— TASK INPUT —
-------------------------
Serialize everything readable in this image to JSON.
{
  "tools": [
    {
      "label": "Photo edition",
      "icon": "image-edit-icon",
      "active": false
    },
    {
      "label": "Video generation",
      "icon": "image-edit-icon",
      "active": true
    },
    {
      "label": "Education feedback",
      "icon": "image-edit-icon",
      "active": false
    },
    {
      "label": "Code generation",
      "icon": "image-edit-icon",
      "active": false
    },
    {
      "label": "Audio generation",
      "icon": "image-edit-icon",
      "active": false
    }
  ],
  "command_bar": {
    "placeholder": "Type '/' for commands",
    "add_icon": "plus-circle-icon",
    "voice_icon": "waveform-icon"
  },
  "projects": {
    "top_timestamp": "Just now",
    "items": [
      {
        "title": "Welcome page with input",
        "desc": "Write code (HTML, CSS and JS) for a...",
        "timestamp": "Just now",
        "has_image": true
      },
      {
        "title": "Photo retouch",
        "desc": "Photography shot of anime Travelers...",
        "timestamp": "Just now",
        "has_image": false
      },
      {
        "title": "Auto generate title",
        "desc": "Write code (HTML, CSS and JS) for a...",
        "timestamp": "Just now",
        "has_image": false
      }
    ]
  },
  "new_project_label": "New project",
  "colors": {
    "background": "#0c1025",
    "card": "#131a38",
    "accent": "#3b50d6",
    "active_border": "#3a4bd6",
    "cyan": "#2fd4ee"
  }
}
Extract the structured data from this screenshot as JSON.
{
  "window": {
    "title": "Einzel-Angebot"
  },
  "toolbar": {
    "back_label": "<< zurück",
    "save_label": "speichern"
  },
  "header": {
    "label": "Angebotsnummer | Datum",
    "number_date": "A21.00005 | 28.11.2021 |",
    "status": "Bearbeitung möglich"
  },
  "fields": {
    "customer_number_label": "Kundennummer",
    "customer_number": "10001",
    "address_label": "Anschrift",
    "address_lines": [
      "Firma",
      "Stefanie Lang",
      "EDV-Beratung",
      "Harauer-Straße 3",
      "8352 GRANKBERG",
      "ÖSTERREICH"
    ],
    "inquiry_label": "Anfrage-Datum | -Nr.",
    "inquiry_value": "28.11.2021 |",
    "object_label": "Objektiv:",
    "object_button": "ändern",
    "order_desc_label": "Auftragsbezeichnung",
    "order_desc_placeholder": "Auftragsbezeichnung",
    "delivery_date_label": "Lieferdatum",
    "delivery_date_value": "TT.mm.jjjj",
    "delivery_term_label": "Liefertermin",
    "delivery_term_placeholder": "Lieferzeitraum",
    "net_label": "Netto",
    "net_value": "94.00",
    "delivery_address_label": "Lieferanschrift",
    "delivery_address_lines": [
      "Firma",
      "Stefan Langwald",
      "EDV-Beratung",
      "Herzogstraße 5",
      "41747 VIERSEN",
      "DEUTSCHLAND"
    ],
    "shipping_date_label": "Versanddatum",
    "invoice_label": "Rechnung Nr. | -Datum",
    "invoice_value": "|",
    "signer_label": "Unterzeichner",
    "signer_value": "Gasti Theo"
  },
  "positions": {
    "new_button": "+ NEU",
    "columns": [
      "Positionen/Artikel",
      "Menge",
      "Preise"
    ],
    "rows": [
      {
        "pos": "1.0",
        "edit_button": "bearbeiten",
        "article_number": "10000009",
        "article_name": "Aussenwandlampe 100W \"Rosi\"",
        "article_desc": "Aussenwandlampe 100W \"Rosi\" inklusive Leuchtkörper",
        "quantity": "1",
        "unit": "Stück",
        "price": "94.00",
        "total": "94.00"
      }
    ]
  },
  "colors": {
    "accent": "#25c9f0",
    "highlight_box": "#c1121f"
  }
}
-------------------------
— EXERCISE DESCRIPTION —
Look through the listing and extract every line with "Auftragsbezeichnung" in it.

— ANSWER —
    "order_desc_label": "Auftragsbezeichnung",
    "order_desc_placeholder": "Auftragsbezeichnung",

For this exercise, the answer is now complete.